  • Tara’s used everything she learned at Borders in first entrepreneurial venture and started with a website business, which led to buying a second website business—and with time her business has evolved to where she is now

  • How we tend to discount our previous experience, but how valuable previous experience in whatever jobs you’ve held over your life, are so important to  how you can look at approaching your entrepreneurial ventures.

  • How Tara helps idea-driven entrepreneurs, many who start their business on the side, find focus in their work—this is so important because for these types of businesses, as Tara says, “the message is the money”.

  • Tara’s recommendations for finding focus in your entrepreneurial venture

  1. Give yourself the space

  2. Know what you will say no and yes to

  • String the answers to these four questions together into a statement and this becomes your framework for what you will say no to, and what you will say yes to in your business:

  1. What do you want to create

  2. How do you want to connect with people

  3. Who do you want to create for

  4. How do you want those people to respondWhat do you want to create
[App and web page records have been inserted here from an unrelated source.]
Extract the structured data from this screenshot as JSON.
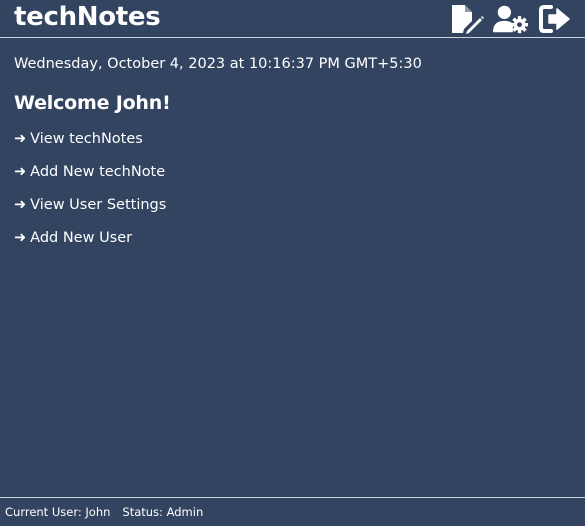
{
  "header": {
    "title": "techNotes",
    "actions": [
      {
        "name": "new-note-button",
        "icon": "file-pen-icon"
      },
      {
        "name": "user-settings-button",
        "icon": "user-gear-icon"
      },
      {
        "name": "logout-button",
        "icon": "sign-out-icon"
      }
    ]
  },
  "main": {
    "date": "Wednesday, October 4, 2023 at 10:16:37 PM GMT+5:30",
    "welcome": "Welcome John!",
    "links": [
      {
        "arrow": "➜",
        "label": "View techNotes"
      },
      {
        "arrow": "➜",
        "label": "Add New techNote"
      },
      {
        "arrow": "➜",
        "label": "View User Settings"
      },
      {
        "arrow": "➜",
        "label": "Add New User"
      }
    ]
  },
  "footer": {
    "current_user": "Current User: John",
    "status": "Status: Admin"
  },
  "colors": {
    "background": "#334461",
    "text": "#ffffff",
    "divider": "#c9d2df"
  }
}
  • Tara’s new side project that came about because it’s something she’s been looking for since age 13 and how she realized recently she was the person to bring it to life!
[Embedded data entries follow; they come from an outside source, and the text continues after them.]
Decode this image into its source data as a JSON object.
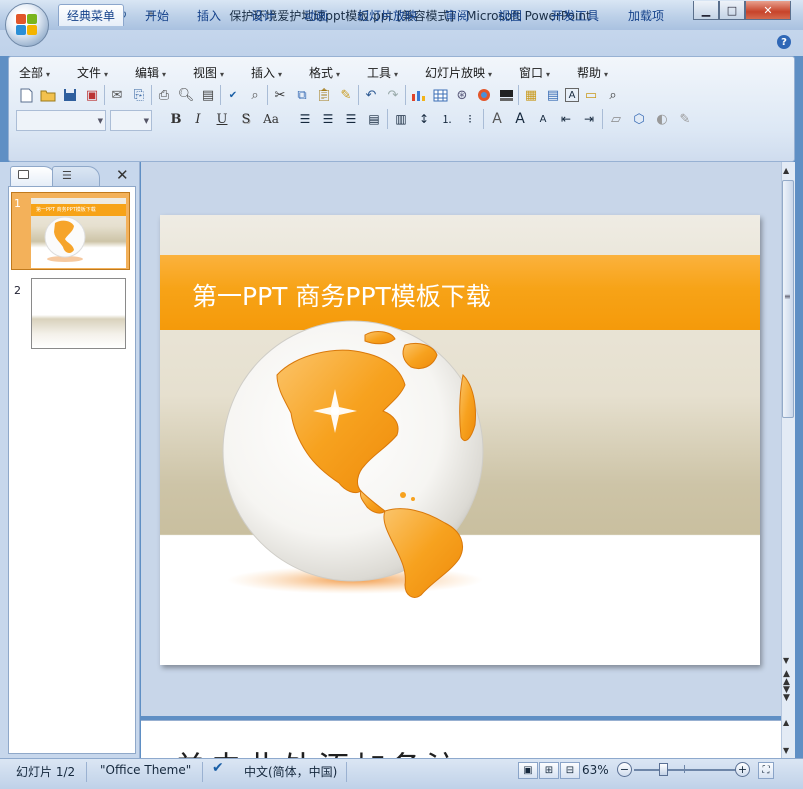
{
  "window": {
    "title": "保护环境爱护地球ppt模板.ppt [兼容模式] - Microsoft PowerPoint",
    "minimize_icon": "minimize-icon",
    "maximize_icon": "maximize-icon",
    "close_icon": "close-icon"
  },
  "ribbon_tabs": [
    {
      "label": "经典菜单",
      "active": true
    },
    {
      "label": "开始"
    },
    {
      "label": "插入"
    },
    {
      "label": "设计"
    },
    {
      "label": "动画"
    },
    {
      "label": "幻灯片放映"
    },
    {
      "label": "审阅"
    },
    {
      "label": "视图"
    },
    {
      "label": "开发工具"
    },
    {
      "label": "加载项"
    }
  ],
  "classic_menu": [
    "全部",
    "文件",
    "编辑",
    "视图",
    "插入",
    "格式",
    "工具",
    "幻灯片放映",
    "窗口",
    "帮助"
  ],
  "toolbar_format": {
    "bold": "B",
    "italic": "I",
    "underline": "U",
    "shadow": "S",
    "change_case": "Aa"
  },
  "slides_pane": {
    "thumbnails": [
      {
        "number": "1",
        "caption": "第一PPT 商务PPT模板下载",
        "selected": true
      },
      {
        "number": "2"
      }
    ]
  },
  "slide": {
    "title": "第一PPT  商务PPT模板下载",
    "colors": {
      "band": "#f7a317",
      "title_text": "#ffffff"
    }
  },
  "notes": {
    "text": "单击此处添加备注"
  },
  "status": {
    "slide_counter": "幻灯片 1/2",
    "theme": "\"Office Theme\"",
    "language": "中文(简体，中国)",
    "zoom": "63%",
    "zoom_level": 0.63
  }
}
  • Tara’s Creative Live podcast, Profit. Power. Pursuit.


Episode 04: Office Manager + Jewelry Designer, Kylie Watts of Watts in Maine
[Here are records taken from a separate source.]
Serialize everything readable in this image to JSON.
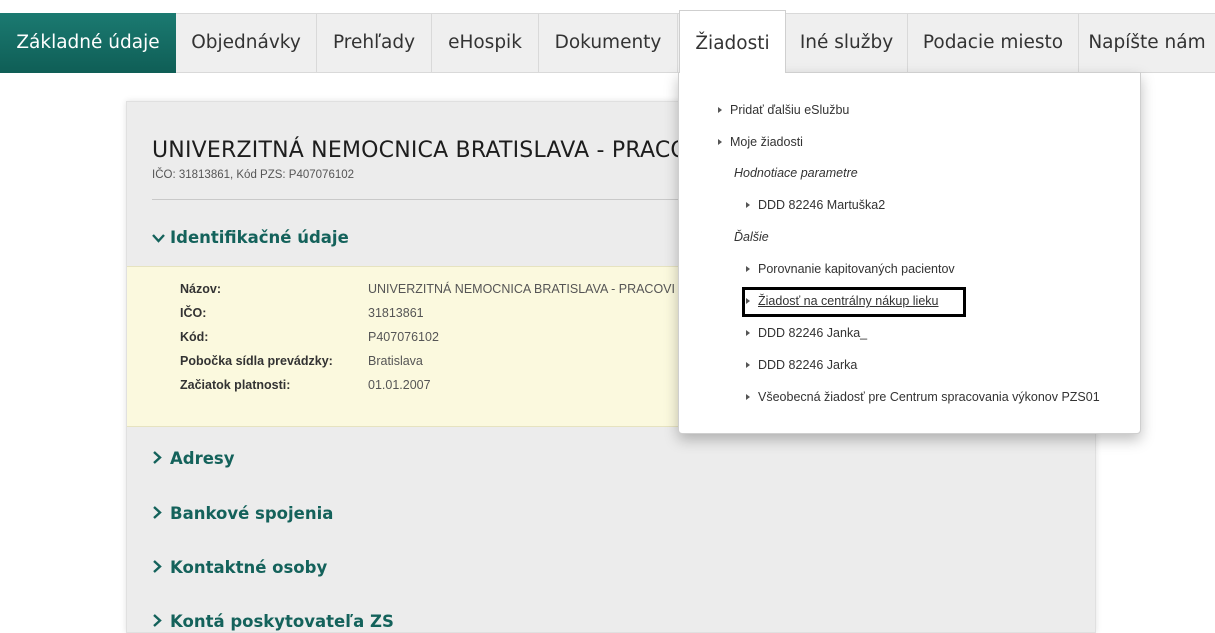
{
  "nav": {
    "tabs": [
      {
        "label": "Základné údaje"
      },
      {
        "label": "Objednávky"
      },
      {
        "label": "Prehľady"
      },
      {
        "label": "eHospik"
      },
      {
        "label": "Dokumenty"
      },
      {
        "label": "Žiadosti"
      },
      {
        "label": "Iné služby"
      },
      {
        "label": "Podacie miesto"
      },
      {
        "label": "Napíšte nám"
      }
    ],
    "colors": {
      "active": "#136a62"
    }
  },
  "page": {
    "title": "UNIVERZITNÁ NEMOCNICA BRATISLAVA - PRACOVI",
    "subtitle": "IČO: 31813861, Kód PZS: P407076102",
    "identification": {
      "heading": "Identifikačné údaje",
      "chevron": "chevron-down-icon",
      "rows": [
        {
          "label": "Názov:",
          "value": "UNIVERZITNÁ NEMOCNICA BRATISLAVA - PRACOVI"
        },
        {
          "label": "IČO:",
          "value": "31813861"
        },
        {
          "label": "Kód:",
          "value": "P407076102"
        },
        {
          "label": "Pobočka sídla prevádzky:",
          "value": "Bratislava"
        },
        {
          "label": "Začiatok platnosti:",
          "value": "01.01.2007"
        }
      ]
    },
    "sections": [
      {
        "label": "Adresy"
      },
      {
        "label": "Bankové spojenia"
      },
      {
        "label": "Kontaktné osoby"
      },
      {
        "label": "Kontá poskytovateľa ZS"
      }
    ]
  },
  "dropdown": {
    "items": {
      "add": "Pridať ďalšiu eSlužbu",
      "my_requests": "Moje žiadosti",
      "heading_params": "Hodnotiace parametre",
      "ddd_martuska": "DDD 82246 Martuška2",
      "heading_other": "Ďalšie",
      "porovnanie": "Porovnanie kapitovaných pacientov",
      "central": "Žiadosť na centrálny nákup lieku",
      "janka": "DDD 82246 Janka_",
      "jarka": "DDD 82246 Jarka",
      "vseobecna": "Všeobecná žiadosť pre Centrum spracovania výkonov PZS01"
    }
  }
}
On today’s episode I’m talking to Kylie Watts of Watts In Maine—her line of jewelry inspired by the fishing and lobstering culture of Maine. We talk a lot about the challenges of balancing a growing business on top of her full time job, how she often needs to move slower than she might like—because she just doesn’t have all the time in the world to run the business.


  • Kylie’s website

  • Kylie’s “Fur Baby” Catahoula Leopard Dog keeps her extra busy

  • Her interest in fashion, jewelry led to her first product, a bracelet made from the brass lobster gauge

  • Maine Makers, LL Bean, Seabags, rope bracelets

  • Husband is from Vinalhaven, Maine

  • How Kylie jumped in and started to reach out to stores very early on, starting with K Collete a store she admired in Portland

  • How she’s chosen to focus on the product over trying to make the brand “perfect, and now working to refresh her brand and website and launch ecommerce (in Fall 2016)

  • Launching a lobster gauge style ring in rose gold and silver and a new bracelet—follow Kylie on Instagram to keep updated on her product line

  • On staying close to the way of life in Maine, fishing and lobstering and expanding beyond jewelry into other accessories rooted in the fishing/lobstering industry and Maine aesthetic

  • Kylie’s advice to those who want to start a business on the side is to go with your own gut, and don’t pressure yourself to take on more than you can.  

  • How Kylie’s husband helps her stay centered and grounded when she can’t do everything she might want to be able to do.

  • On how Kylie feels it’s important to be authentic about the effort and challenges that go into the business and how it helps her build close connections with her customers and others in business.

Kylie's Watts in Maine jewelry:

Images: Watts in Maine on Instagram